National Health Center Week (NHCW), coming up August 8-14, is an annual celebration to raise awareness of the mission of community health centers and recognize their accomplishments. As NHCW 2021 approaches, we are taking time to reflect on how health centers, their staff, and their patients each play a part in advancing the health center movement.  
 
TENNESSEE'S COMMUNITY HEALTH CENTERS
 
Tennessee is home to 29 community health center organizations that deliver comprehensive primary care services through more than 200 sites across the state. Health centers have locations in 70 of the state's 95 counties, often serving as the only providers of affordable primary care services in underserved urban and rural areas.  
By mission and statute, health centers must provide a core set of primary care services and non-clinical services to all patients, regardless of insurance status or ability to pay. Although health centers are bound by a common mission, each health center tailors its services and support to meet the needs of their communities.  
 
Medical Services
Health centers integrate primary care with other services such as behavioral health, substance use disorder treatment, dental care, pharmacy services, and vision services based on needs of their patients and communities. These services are often provided under one roof to make it easy for patients to get the care they need. Health centers grow and adapt to the changing needs of their communities with some offering more specialized services such as X-rays and diagnostic services.
 
Non-Medical Services
By mission and statute, health centers must also provide enabling services, which address common barriers patients experience when trying to access care. These services include: case management, assistance with transportation, eligibility assistance for health insurance programs and nutrition programs, health education and health literacy.1 

Enabling services address the social determinants of health. These are non-medical factors that encompass the conditions in which people are born, live, work and play.2 Some examples include safe and secure housing the availability and affordability of nutritious foods, and reliable employment.  

To address food insecurity, some health centers partnered with local organization to co-locate food banks in their clinics or offer food boxes to patients. Others provide items such as diapers and personal hygiene items to patients. One health center provides special clinic to treat coal miners, operates a shelter for survivors of domestic violence, and runs a financial literacy program to care for the entire community. 
 
Special Populations
All health centers are adept at addressing social determinants of health, but some are experts at caring for special populations, such as people experiencing homelessness and migratory and seasonal agricultural workers.

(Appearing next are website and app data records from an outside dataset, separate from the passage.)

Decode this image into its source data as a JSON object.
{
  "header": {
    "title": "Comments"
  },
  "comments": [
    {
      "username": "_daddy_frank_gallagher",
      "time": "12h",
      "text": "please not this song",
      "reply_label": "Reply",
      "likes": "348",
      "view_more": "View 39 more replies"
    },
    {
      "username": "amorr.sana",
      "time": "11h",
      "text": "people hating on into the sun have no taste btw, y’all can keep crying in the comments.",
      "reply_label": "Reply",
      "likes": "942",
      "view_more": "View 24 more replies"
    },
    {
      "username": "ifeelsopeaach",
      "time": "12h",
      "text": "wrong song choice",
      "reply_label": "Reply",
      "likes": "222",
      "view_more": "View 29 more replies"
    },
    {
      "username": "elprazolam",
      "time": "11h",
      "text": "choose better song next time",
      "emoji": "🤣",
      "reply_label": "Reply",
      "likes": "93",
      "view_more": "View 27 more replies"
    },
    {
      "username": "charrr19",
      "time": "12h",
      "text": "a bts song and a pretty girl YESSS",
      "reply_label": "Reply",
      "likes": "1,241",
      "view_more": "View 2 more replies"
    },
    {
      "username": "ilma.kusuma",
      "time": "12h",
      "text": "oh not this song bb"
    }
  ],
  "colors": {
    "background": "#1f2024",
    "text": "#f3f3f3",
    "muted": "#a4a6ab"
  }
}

Certain health centers receive dedicated funding to care for people experiencing homelessness, and many are located near shelters or have mobile units to provide care to those folks. A handful of Tennessee's health centers are part of a federal program to care for migratory and seasonal agricultural workers. These centers offer culturally and linguistically appropriate services to agricultural workers by conducting outreach and traveling to different farms to provide care. 
 
 
HOW YOU CAN HELP
You don't have to be a staff member or patient at a health center to support the mission of health centers in your community. By signing up to become a health center advocate, you will be notified about opportunities to invest in community health centers. 
 
 
 
[1]  Health Center Terms And Definitions. PDF file. Health Resources and Services Administration. https://www.hrsa.gov/sites/default/files/grants/apply/assistance/Buckets/definitions.pdf.
[2]  Social Determinants Of Health.Who.Int. World Health Organization. Last modified 2021. https://www.who.int/health-topics/social-determinants-of-health#tab=tab_1.